I'm a professional photographer in the field of commercial advertising where I predominately be shooting what other people want. Yes, I usually have a fair amount of input into the creative process, and I like to think that that's a big part of why people hire me to produce their vision, but that is never a given. That means that if I want to feed my creative desires, then I will need to continue to make art for myself... for the sake of feeding my own soul.
I am reading a book on the story of art by E.H. Gombrich and I came across a particularly profound quote this evening. It inspired me to continue to push outside of my preconceived notions about how my work should be represented and in turn perceived by other people. It makes me want to take up the practice of trying new things... or trying old things in a new way... and to not care if it even makes sense with the laws of the world around me. There is something to be said about not caring what other people think with regards to your "art". I have decided to shoot with only film and toy cameras this week. I am not relying on the crutch on instant digital feedback (a crutch which I must admit I lean on very heavily at times), nor on digital manipulation, and I'm throwing all of the traditional "rules" of photography right out the proverbial window. I'm not caring what anyone says about these images or even if they see them. This is for me... this is my practice at my art for the sake of the representation of how I see things around me. All that said, please read this quote by Gombrich. You won't be disappointed and I truly believe that you will be inspired:
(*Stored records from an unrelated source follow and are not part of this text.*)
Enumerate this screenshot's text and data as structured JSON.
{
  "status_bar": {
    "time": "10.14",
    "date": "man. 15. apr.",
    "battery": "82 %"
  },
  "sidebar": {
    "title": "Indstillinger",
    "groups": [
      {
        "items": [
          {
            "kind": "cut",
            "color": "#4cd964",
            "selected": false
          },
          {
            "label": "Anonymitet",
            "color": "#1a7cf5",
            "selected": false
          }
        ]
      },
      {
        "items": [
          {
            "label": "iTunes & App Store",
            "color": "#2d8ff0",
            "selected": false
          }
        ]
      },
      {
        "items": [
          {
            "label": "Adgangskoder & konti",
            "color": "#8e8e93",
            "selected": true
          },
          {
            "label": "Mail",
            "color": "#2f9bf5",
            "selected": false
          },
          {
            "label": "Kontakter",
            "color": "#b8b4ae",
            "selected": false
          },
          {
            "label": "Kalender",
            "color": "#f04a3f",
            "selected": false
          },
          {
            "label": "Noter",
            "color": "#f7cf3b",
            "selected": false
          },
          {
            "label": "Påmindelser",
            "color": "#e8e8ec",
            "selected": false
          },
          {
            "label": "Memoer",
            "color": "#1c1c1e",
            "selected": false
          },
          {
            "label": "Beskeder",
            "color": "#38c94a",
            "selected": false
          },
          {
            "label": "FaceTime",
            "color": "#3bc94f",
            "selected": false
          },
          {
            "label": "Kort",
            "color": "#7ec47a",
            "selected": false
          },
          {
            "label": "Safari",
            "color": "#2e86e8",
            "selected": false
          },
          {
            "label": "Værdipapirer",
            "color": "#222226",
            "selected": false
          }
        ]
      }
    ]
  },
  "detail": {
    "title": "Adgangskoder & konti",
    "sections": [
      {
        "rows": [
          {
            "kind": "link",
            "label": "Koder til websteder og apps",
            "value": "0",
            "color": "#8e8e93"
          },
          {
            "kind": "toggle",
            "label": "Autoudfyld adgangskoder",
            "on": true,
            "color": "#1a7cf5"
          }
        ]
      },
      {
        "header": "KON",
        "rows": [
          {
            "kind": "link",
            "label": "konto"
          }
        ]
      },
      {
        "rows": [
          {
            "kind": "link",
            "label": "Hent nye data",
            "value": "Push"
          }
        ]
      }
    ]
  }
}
"We are all inclined to accept conventional forms of colours as the only correct ones. Children sometimes think that stars must be star-shaped, though naturally they are not. The people who insist that in a picture the sky must be blue, and the grass green, are not very different from these children. They get indignant if they see other colours in a picture, but if we try to forget all we have heard about green grass and blue skies, and look at the world as if we had just arrived from another planet on a voyage of discovery and were seeing it for the first time, we may find that things are apt to have the most surprising colours. Now painters sometimes feel as if they were on such a voyage of discovery. They want to see the world afresh, and to discard all the accepted notions and prejudices about flesh being pink and apples yellow or red. It is not easy to get rid of these preconceived ideas, but the artists who succeed best in doing so often produce the most exciting works. It is they who teach us to see in nature new beauties of whose existence we have never dreamt. If we follow them and learn from them, even a glance out of our own window may become a thrilling adventure."
Now... be inspired... go make art... don't over-think... just create!